• [Assignment]
Below are entries; count the lines among them that contain the word "nODONTOGERIATRIA", and give only the count.
*** Data records Section Begins ***
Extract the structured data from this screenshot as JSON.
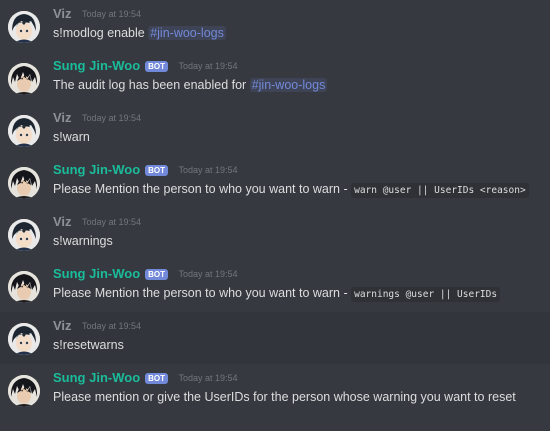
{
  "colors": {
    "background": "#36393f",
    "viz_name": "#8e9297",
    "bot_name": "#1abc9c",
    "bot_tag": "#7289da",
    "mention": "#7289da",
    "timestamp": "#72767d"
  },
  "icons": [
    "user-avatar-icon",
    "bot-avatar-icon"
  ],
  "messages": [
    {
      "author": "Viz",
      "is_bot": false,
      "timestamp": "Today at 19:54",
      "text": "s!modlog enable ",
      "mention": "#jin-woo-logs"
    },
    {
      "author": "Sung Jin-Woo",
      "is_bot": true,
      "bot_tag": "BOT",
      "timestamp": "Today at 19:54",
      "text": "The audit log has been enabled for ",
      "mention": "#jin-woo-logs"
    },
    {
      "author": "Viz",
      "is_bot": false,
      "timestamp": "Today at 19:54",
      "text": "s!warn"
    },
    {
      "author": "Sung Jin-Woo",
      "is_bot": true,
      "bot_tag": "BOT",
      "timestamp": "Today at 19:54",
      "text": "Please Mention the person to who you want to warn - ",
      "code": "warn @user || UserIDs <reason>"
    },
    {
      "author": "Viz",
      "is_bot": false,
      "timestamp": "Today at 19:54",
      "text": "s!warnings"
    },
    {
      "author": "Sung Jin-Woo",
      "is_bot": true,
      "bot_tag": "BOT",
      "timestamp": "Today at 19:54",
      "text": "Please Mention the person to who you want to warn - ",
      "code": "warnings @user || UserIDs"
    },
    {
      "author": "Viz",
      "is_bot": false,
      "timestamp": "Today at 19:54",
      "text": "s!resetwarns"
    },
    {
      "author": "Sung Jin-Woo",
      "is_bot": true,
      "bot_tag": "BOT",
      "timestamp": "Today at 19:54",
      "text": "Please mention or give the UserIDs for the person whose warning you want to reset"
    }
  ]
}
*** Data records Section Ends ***
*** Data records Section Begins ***
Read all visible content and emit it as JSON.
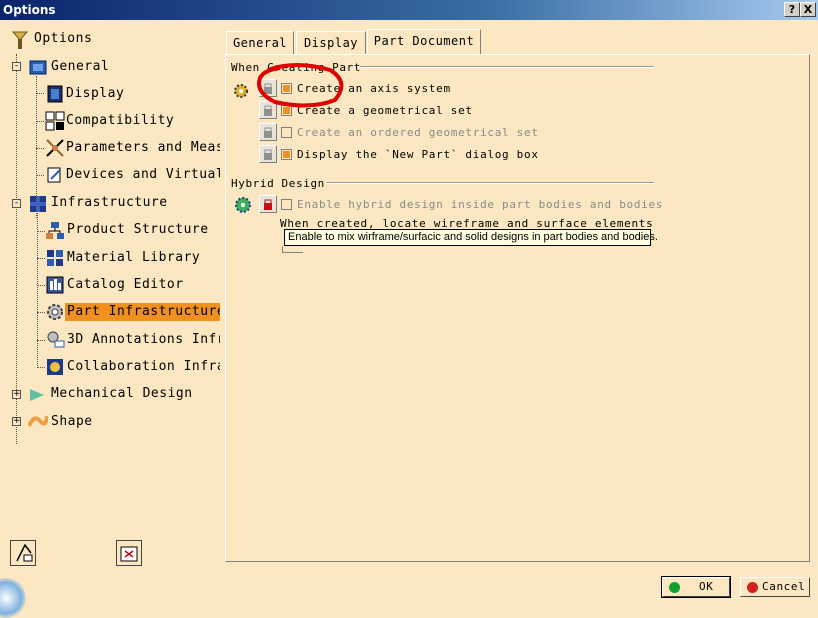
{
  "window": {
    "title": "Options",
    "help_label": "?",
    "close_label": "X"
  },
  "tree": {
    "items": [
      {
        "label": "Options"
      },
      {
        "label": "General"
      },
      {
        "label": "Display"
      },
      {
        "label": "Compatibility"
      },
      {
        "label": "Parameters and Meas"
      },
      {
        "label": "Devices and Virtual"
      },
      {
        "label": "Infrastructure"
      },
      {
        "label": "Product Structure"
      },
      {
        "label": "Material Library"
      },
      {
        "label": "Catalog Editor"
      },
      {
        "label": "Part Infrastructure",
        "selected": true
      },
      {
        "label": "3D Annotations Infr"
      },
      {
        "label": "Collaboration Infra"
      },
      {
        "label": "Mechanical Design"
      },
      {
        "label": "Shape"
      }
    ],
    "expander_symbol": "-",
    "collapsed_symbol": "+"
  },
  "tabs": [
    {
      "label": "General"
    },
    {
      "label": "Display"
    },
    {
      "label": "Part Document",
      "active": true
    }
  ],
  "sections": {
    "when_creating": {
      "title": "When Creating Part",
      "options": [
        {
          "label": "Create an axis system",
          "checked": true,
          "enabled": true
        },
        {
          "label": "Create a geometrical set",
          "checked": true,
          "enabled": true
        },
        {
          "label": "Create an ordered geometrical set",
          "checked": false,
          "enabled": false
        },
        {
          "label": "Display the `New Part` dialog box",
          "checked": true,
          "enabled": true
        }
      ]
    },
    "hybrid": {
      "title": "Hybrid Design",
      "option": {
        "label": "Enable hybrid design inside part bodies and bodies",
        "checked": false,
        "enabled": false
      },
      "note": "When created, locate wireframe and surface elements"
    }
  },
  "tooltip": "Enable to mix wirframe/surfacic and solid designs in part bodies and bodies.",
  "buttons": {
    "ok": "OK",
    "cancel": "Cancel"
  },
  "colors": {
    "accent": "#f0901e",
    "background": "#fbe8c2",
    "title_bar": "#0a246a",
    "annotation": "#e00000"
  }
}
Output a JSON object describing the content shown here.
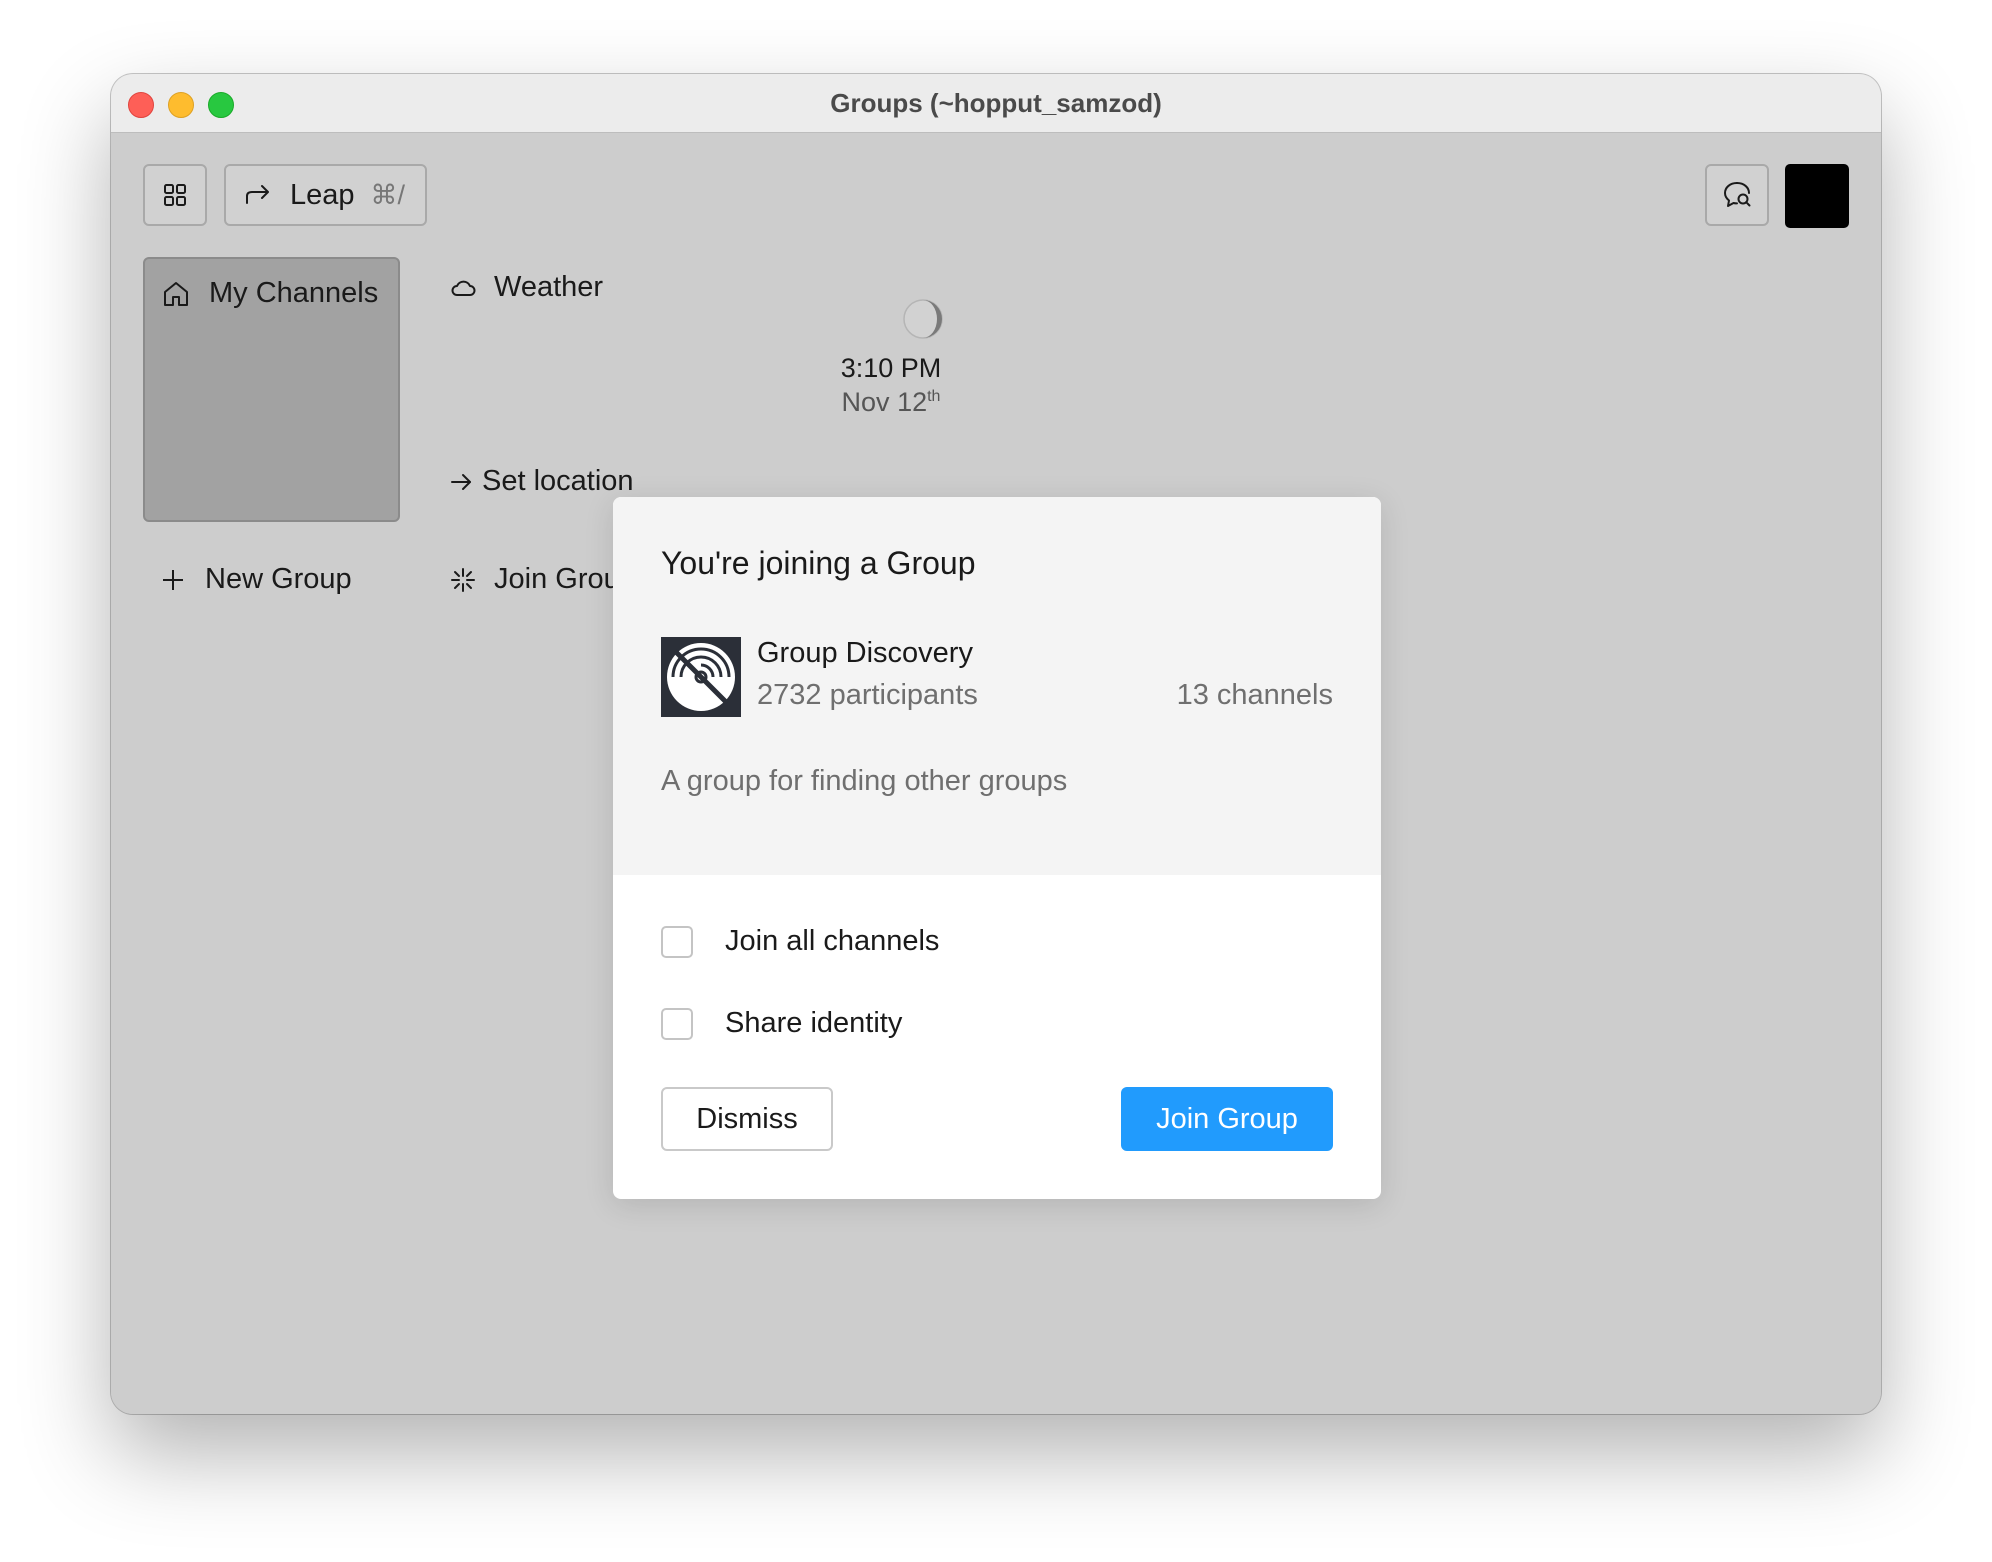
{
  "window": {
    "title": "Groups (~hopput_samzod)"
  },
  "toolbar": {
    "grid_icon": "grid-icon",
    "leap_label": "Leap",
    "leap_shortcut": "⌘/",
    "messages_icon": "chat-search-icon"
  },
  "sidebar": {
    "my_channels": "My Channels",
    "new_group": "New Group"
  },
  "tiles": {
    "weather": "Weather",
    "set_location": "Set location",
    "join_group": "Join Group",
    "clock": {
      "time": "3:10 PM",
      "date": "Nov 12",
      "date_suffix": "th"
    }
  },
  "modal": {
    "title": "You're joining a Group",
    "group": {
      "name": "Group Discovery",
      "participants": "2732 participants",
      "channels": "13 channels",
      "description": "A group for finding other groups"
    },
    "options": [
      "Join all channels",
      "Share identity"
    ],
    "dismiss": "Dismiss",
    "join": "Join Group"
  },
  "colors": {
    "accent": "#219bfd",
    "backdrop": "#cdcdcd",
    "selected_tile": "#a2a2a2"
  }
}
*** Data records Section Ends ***
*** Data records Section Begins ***
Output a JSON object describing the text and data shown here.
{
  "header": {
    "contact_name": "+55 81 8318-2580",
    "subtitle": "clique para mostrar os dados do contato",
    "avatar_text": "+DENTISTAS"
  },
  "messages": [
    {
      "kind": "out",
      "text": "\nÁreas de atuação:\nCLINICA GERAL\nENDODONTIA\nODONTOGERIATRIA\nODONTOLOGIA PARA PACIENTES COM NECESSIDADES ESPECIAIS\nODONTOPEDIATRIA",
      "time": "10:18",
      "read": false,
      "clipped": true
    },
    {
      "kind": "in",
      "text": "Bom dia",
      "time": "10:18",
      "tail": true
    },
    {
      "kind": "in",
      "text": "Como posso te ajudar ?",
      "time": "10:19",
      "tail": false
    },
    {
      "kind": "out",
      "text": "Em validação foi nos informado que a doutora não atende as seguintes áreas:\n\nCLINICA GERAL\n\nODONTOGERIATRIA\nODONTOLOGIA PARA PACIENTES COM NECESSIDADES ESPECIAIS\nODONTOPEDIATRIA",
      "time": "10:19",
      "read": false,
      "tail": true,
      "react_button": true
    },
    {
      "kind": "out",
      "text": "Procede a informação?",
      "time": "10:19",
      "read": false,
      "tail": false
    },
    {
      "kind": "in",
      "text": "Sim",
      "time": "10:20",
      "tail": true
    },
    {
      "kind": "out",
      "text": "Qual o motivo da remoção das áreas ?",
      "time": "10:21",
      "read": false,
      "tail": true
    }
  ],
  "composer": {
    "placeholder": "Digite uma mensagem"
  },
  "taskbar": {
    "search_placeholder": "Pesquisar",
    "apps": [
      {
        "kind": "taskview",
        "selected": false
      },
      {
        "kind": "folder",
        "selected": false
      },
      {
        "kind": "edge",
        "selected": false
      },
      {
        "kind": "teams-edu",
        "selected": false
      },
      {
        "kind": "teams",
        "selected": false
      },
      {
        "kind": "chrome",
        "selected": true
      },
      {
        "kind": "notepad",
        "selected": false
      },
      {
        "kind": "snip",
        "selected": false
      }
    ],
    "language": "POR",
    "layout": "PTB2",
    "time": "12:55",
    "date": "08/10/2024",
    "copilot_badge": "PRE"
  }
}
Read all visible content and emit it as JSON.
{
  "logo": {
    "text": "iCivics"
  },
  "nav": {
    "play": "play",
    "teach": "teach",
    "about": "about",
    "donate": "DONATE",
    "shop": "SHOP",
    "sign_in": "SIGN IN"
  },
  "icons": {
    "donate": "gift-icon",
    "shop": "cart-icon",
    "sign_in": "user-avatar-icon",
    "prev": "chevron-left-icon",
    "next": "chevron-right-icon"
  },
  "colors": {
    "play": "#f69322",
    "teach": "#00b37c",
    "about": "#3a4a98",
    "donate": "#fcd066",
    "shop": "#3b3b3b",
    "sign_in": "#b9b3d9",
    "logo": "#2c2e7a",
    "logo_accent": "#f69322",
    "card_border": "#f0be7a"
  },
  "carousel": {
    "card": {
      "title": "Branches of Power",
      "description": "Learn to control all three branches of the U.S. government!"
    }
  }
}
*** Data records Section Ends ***
• [Result below]
2